Work instructions: Repeat the data below exactly, with every entry included.

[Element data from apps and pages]
↓↓↓
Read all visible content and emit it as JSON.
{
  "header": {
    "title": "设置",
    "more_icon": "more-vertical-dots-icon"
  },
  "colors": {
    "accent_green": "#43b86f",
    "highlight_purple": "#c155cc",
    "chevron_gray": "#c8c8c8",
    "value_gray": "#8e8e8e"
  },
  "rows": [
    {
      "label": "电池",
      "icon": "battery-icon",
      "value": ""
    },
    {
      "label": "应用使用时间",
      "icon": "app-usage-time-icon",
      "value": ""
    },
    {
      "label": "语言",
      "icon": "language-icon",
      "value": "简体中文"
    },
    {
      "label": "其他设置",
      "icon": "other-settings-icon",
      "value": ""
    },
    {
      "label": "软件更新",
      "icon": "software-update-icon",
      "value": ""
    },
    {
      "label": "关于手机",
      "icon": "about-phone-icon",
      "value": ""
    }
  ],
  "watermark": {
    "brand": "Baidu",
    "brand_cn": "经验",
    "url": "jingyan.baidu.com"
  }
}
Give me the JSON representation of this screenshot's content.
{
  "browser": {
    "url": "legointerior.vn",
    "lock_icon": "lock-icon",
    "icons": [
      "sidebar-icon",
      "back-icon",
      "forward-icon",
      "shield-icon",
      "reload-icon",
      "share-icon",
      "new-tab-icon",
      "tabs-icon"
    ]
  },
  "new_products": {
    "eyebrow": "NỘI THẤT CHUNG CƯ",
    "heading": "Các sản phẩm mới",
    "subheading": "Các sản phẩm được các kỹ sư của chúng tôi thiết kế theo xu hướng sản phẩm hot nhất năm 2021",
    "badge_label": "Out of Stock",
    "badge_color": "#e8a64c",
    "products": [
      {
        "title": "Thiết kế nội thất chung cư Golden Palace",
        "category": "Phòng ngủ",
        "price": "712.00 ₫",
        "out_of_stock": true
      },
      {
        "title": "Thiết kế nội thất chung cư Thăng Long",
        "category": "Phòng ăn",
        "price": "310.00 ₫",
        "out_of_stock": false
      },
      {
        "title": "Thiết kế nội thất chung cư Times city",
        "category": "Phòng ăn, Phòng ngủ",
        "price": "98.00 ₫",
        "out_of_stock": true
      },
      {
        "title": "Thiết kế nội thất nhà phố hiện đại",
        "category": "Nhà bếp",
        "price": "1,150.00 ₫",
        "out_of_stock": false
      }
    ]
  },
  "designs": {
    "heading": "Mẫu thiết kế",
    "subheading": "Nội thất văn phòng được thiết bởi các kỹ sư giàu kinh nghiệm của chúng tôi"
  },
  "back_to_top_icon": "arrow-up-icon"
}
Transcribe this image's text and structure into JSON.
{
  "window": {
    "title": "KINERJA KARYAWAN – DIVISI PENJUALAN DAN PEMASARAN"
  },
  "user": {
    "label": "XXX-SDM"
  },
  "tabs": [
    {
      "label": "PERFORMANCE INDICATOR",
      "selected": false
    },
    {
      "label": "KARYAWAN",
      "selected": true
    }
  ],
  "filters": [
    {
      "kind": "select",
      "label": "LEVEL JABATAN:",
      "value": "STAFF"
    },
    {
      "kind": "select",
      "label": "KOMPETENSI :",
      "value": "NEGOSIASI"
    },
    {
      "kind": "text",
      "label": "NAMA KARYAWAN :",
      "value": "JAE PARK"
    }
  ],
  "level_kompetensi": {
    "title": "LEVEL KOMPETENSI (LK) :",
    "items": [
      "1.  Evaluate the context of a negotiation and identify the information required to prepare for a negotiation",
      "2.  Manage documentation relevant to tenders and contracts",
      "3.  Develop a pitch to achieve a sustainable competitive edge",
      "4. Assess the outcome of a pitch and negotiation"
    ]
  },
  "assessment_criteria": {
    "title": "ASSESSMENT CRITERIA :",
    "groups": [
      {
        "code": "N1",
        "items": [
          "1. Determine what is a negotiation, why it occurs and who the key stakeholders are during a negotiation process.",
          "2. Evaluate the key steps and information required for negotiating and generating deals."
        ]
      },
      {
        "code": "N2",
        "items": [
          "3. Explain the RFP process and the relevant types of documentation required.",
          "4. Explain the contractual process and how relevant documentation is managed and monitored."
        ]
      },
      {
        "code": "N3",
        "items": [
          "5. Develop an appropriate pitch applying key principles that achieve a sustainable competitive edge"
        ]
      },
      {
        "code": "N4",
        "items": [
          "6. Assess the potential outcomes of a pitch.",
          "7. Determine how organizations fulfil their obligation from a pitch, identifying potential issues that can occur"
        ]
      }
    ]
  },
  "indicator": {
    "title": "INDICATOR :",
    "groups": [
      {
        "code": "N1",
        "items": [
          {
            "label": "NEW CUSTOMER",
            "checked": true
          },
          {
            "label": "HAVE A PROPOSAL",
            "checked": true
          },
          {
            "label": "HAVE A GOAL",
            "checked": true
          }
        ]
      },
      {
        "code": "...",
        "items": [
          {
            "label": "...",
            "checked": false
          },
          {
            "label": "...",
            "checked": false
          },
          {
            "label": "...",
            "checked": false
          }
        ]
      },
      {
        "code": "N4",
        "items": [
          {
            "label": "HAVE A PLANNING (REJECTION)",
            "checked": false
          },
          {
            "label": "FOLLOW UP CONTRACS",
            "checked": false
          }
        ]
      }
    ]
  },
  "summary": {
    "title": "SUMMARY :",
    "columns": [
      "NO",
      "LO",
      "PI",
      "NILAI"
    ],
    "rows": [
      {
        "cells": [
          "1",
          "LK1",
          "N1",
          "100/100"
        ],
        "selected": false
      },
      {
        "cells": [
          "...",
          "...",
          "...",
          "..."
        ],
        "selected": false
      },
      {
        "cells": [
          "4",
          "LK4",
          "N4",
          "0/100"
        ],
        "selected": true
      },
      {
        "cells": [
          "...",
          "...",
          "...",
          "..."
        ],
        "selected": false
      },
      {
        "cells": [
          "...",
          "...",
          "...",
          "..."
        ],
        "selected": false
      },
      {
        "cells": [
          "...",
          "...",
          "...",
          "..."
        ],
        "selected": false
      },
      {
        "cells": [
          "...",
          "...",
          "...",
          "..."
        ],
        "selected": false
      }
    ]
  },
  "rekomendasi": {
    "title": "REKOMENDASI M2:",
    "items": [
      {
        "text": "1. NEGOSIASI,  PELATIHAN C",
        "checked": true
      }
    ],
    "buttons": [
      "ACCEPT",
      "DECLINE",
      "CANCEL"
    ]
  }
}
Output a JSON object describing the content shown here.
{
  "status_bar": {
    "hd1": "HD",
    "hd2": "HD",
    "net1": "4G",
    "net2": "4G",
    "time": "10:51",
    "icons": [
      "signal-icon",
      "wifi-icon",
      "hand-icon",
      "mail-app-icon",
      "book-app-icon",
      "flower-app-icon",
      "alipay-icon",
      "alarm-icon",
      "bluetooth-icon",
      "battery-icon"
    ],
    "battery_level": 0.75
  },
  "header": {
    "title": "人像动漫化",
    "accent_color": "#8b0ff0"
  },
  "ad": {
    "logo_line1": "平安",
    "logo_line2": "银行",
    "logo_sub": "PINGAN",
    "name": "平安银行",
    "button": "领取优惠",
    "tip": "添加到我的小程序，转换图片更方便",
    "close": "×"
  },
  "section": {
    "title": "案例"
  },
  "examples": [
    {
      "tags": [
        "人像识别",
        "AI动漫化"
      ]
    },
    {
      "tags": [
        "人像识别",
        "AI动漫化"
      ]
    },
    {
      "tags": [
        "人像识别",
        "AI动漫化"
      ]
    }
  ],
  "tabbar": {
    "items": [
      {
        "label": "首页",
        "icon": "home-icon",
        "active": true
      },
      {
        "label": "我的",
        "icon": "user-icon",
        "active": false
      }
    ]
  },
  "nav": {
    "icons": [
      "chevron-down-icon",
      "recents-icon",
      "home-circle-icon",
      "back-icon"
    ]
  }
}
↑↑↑
Task result:
Read all visible content and emit it as JSON.
{
  "header": {
    "title": "设置",
    "more_icon": "more-vertical-dots-icon"
  },
  "colors": {
    "accent_green": "#43b86f",
    "highlight_purple": "#c155cc",
    "chevron_gray": "#c8c8c8",
    "value_gray": "#8e8e8e"
  },
  "rows": [
    {
      "label": "电池",
      "icon": "battery-icon",
      "value": ""
    },
    {
      "label": "应用使用时间",
      "icon": "app-usage-time-icon",
      "value": ""
    },
    {
      "label": "语言",
      "icon": "language-icon",
      "value": "简体中文"
    },
    {
      "label": "其他设置",
      "icon": "other-settings-icon",
      "value": ""
    },
    {
      "label": "软件更新",
      "icon": "software-update-icon",
      "value": ""
    },
    {
      "label": "关于手机",
      "icon": "about-phone-icon",
      "value": ""
    }
  ],
  "watermark": {
    "brand": "Baidu",
    "brand_cn": "经验",
    "url": "jingyan.baidu.com"
  }
}
Give me the JSON representation of this screenshot's content.
{
  "browser": {
    "url": "legointerior.vn",
    "lock_icon": "lock-icon",
    "icons": [
      "sidebar-icon",
      "back-icon",
      "forward-icon",
      "shield-icon",
      "reload-icon",
      "share-icon",
      "new-tab-icon",
      "tabs-icon"
    ]
  },
  "new_products": {
    "eyebrow": "NỘI THẤT CHUNG CƯ",
    "heading": "Các sản phẩm mới",
    "subheading": "Các sản phẩm được các kỹ sư của chúng tôi thiết kế theo xu hướng sản phẩm hot nhất năm 2021",
    "badge_label": "Out of Stock",
    "badge_color": "#e8a64c",
    "products": [
      {
        "title": "Thiết kế nội thất chung cư Golden Palace",
        "category": "Phòng ngủ",
        "price": "712.00 ₫",
        "out_of_stock": true
      },
      {
        "title": "Thiết kế nội thất chung cư Thăng Long",
        "category": "Phòng ăn",
        "price": "310.00 ₫",
        "out_of_stock": false
      },
      {
        "title": "Thiết kế nội thất chung cư Times city",
        "category": "Phòng ăn, Phòng ngủ",
        "price": "98.00 ₫",
        "out_of_stock": true
      },
      {
        "title": "Thiết kế nội thất nhà phố hiện đại",
        "category": "Nhà bếp",
        "price": "1,150.00 ₫",
        "out_of_stock": false
      }
    ]
  },
  "designs": {
    "heading": "Mẫu thiết kế",
    "subheading": "Nội thất văn phòng được thiết bởi các kỹ sư giàu kinh nghiệm của chúng tôi"
  },
  "back_to_top_icon": "arrow-up-icon"
}
Transcribe this image's text and structure into JSON.
{
  "window": {
    "title": "KINERJA KARYAWAN – DIVISI PENJUALAN DAN PEMASARAN"
  },
  "user": {
    "label": "XXX-SDM"
  },
  "tabs": [
    {
      "label": "PERFORMANCE INDICATOR",
      "selected": false
    },
    {
      "label": "KARYAWAN",
      "selected": true
    }
  ],
  "filters": [
    {
      "kind": "select",
      "label": "LEVEL JABATAN:",
      "value": "STAFF"
    },
    {
      "kind": "select",
      "label": "KOMPETENSI :",
      "value": "NEGOSIASI"
    },
    {
      "kind": "text",
      "label": "NAMA KARYAWAN :",
      "value": "JAE PARK"
    }
  ],
  "level_kompetensi": {
    "title": "LEVEL KOMPETENSI (LK) :",
    "items": [
      "1.  Evaluate the context of a negotiation and identify the information required to prepare for a negotiation",
      "2.  Manage documentation relevant to tenders and contracts",
      "3.  Develop a pitch to achieve a sustainable competitive edge",
      "4. Assess the outcome of a pitch and negotiation"
    ]
  },
  "assessment_criteria": {
    "title": "ASSESSMENT CRITERIA :",
    "groups": [
      {
        "code": "N1",
        "items": [
          "1. Determine what is a negotiation, why it occurs and who the key stakeholders are during a negotiation process.",
          "2. Evaluate the key steps and information required for negotiating and generating deals."
        ]
      },
      {
        "code": "N2",
        "items": [
          "3. Explain the RFP process and the relevant types of documentation required.",
          "4. Explain the contractual process and how relevant documentation is managed and monitored."
        ]
      },
      {
        "code": "N3",
        "items": [
          "5. Develop an appropriate pitch applying key principles that achieve a sustainable competitive edge"
        ]
      },
      {
        "code": "N4",
        "items": [
          "6. Assess the potential outcomes of a pitch.",
          "7. Determine how organizations fulfil their obligation from a pitch, identifying potential issues that can occur"
        ]
      }
    ]
  },
  "indicator": {
    "title": "INDICATOR :",
    "groups": [
      {
        "code": "N1",
        "items": [
          {
            "label": "NEW CUSTOMER",
            "checked": true
          },
          {
            "label": "HAVE A PROPOSAL",
            "checked": true
          },
          {
            "label": "HAVE A GOAL",
            "checked": true
          }
        ]
      },
      {
        "code": "...",
        "items": [
          {
            "label": "...",
            "checked": false
          },
          {
            "label": "...",
            "checked": false
          },
          {
            "label": "...",
            "checked": false
          }
        ]
      },
      {
        "code": "N4",
        "items": [
          {
            "label": "HAVE A PLANNING (REJECTION)",
            "checked": false
          },
          {
            "label": "FOLLOW UP CONTRACS",
            "checked": false
          }
        ]
      }
    ]
  },
  "summary": {
    "title": "SUMMARY :",
    "columns": [
      "NO",
      "LO",
      "PI",
      "NILAI"
    ],
    "rows": [
      {
        "cells": [
          "1",
          "LK1",
          "N1",
          "100/100"
        ],
        "selected": false
      },
      {
        "cells": [
          "...",
          "...",
          "...",
          "..."
        ],
        "selected": false
      },
      {
        "cells": [
          "4",
          "LK4",
          "N4",
          "0/100"
        ],
        "selected": true
      },
      {
        "cells": [
          "...",
          "...",
          "...",
          "..."
        ],
        "selected": false
      },
      {
        "cells": [
          "...",
          "...",
          "...",
          "..."
        ],
        "selected": false
      },
      {
        "cells": [
          "...",
          "...",
          "...",
          "..."
        ],
        "selected": false
      },
      {
        "cells": [
          "...",
          "...",
          "...",
          "..."
        ],
        "selected": false
      }
    ]
  },
  "rekomendasi": {
    "title": "REKOMENDASI M2:",
    "items": [
      {
        "text": "1. NEGOSIASI,  PELATIHAN C",
        "checked": true
      }
    ],
    "buttons": [
      "ACCEPT",
      "DECLINE",
      "CANCEL"
    ]
  }
}
Output a JSON object describing the content shown here.
{
  "status_bar": {
    "hd1": "HD",
    "hd2": "HD",
    "net1": "4G",
    "net2": "4G",
    "time": "10:51",
    "icons": [
      "signal-icon",
      "wifi-icon",
      "hand-icon",
      "mail-app-icon",
      "book-app-icon",
      "flower-app-icon",
      "alipay-icon",
      "alarm-icon",
      "bluetooth-icon",
      "battery-icon"
    ],
    "battery_level": 0.75
  },
  "header": {
    "title": "人像动漫化",
    "accent_color": "#8b0ff0"
  },
  "ad": {
    "logo_line1": "平安",
    "logo_line2": "银行",
    "logo_sub": "PINGAN",
    "name": "平安银行",
    "button": "领取优惠",
    "tip": "添加到我的小程序，转换图片更方便",
    "close": "×"
  },
  "section": {
    "title": "案例"
  },
  "examples": [
    {
      "tags": [
        "人像识别",
        "AI动漫化"
      ]
    },
    {
      "tags": [
        "人像识别",
        "AI动漫化"
      ]
    },
    {
      "tags": [
        "人像识别",
        "AI动漫化"
      ]
    }
  ],
  "tabbar": {
    "items": [
      {
        "label": "首页",
        "icon": "home-icon",
        "active": true
      },
      {
        "label": "我的",
        "icon": "user-icon",
        "active": false
      }
    ]
  },
  "nav": {
    "icons": [
      "chevron-down-icon",
      "recents-icon",
      "home-circle-icon",
      "back-icon"
    ]
  }
}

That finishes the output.